Meanwhile, back near Hershel’s farm, Andrea is running through the woods, trying to stay ahead of the pursuant zombie horde when she becomes surrounded.  Just as all appears lost, she comes face to face with a mysterious, hooded entity sporting two zombie-slaves on leashes, setting up one extraordinarily compelling cliff hanger.

Season two of The Walking Dead has to be considered a resounding success, both aesthetically and from a ratings perspective.  The show’s writers have composed a perfect story web, every subplot a strand vital to its integrity and seamlessly interconnected to the whole.  The show is lean and economical in its complexity; there are no loose ends, no superfluous filler.  It’s great television and it happens to involve zombies.  Hallelujah.

Some of the more interesting subplots this season are obvious.  The struggle between Rick and Shane for control of the group is an easy one.  It’s high stakes drama at its finest.  Not only is the collective moral integrity of the entire group at stake, but so is the very nature of some of the most intimate relationships one can have – father/son, husband/wife, lovers, and friends. 
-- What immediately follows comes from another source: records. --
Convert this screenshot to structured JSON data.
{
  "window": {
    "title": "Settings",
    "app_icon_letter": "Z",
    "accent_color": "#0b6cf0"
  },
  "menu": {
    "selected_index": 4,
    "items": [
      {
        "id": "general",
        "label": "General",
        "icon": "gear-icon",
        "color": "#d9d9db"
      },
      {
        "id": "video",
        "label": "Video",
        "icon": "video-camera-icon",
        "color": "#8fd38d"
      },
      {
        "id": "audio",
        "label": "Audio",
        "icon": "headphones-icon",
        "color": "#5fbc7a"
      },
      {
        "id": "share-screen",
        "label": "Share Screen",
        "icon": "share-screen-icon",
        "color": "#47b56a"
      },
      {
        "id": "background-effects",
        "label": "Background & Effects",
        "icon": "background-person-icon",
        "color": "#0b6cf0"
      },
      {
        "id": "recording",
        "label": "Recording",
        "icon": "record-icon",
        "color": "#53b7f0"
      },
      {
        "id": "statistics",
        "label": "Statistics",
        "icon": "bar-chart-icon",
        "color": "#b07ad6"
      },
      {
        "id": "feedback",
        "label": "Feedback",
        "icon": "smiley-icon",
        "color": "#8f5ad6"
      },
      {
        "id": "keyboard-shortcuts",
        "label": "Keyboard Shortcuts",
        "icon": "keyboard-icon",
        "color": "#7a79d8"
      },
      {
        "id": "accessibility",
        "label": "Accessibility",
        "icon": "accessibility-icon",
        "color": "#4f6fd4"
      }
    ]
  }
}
Some of the more subtle brush strokes are among the most compelling.  The budding, complex relationship between Glenn and Hershel’s daughter Maggie (Lauren Cohan) is an example of turning our expectations upside down while giving us something good and sweet to root for in the midst of intense hopelessness.  Hershel’s struggle with alcoholism and how it’s shaped his relationship with his family is one of those characterizations that make this show buzz.  It’s another example of the writers giving these characters at least one trait that is entirely at odds with their respective character archetypes, providing us with an ensemble of multidimensional, sympathetic, and most importantly interesting characters.

There are very few negatives to expose, but they do exist.  In my Midterm Report Card I reported that actor Norman Reedus’ portrayal of Daryl Dixon, the rugged redneck with a heart of gold, is a highlight of an outstanding second season.  His budding romance with Carol and the lengths he’s willing to go to help find her daughter Sophia is at odds with Daryl’s exterior and completely alien to the way his bother Merle (Michael Rooker) carried himself in season one.  However, after the series’ holiday hiatus, it seems as though the Daryl/Carol subplot has been deemphasized and that’s a shame. 

Another character who’s been virtually absent this entire season is T-Dog (Irone Singleton).  There’s unrealized potential in the fact that T-Dog, the show’s lone black character, and Merle, Daryl’s racist brother, were foils whose entire relationship was defined by racial tension in season one.  It’s difficult to fathom why that scenario wasn’t extrapolated by showing us the ways in which T-dog and Daryl coexist in the wake of Merle’s apparent death.  I understand that ensembles this large are bound to under-represent certain characters, but the appeal of the aforementioned scenario seems like a no-brainer.

Finally, I’ll leave you with this:  Despite all the carnage and excitement, the Season Two Finale was the worst episode of an outstanding season that delivered homerun after homerun, week after week.  This is true only in relative terms of course, because on its own merits the finale certainly isn’t a bad episode.  It is, though, essentially an hour-long plot device that serves the purpose of removing our group from the farm and onto the next chapter of the broader story.  And while it contains plenty of red meat for the vocal minority of fans that contend the show skimps on zombie action, it also serves as Exhibit-A for the case that zombie mayhem alone cannot adequately sustain an entire episode, let alone an entire series, but I digress.  Season two of The Walking Dead is outstanding.

The Walking Dead is A-plus storytelling, regardless of form, media, or genre.  Lucky for us, it’s also legitimate, unambiguous horror.  Genre material this well-executed comes along once every generation so enjoy it while it lasts, Horror Fans, because unlike the show’s titular shambling ghouls, when it’s gone, it’s gone.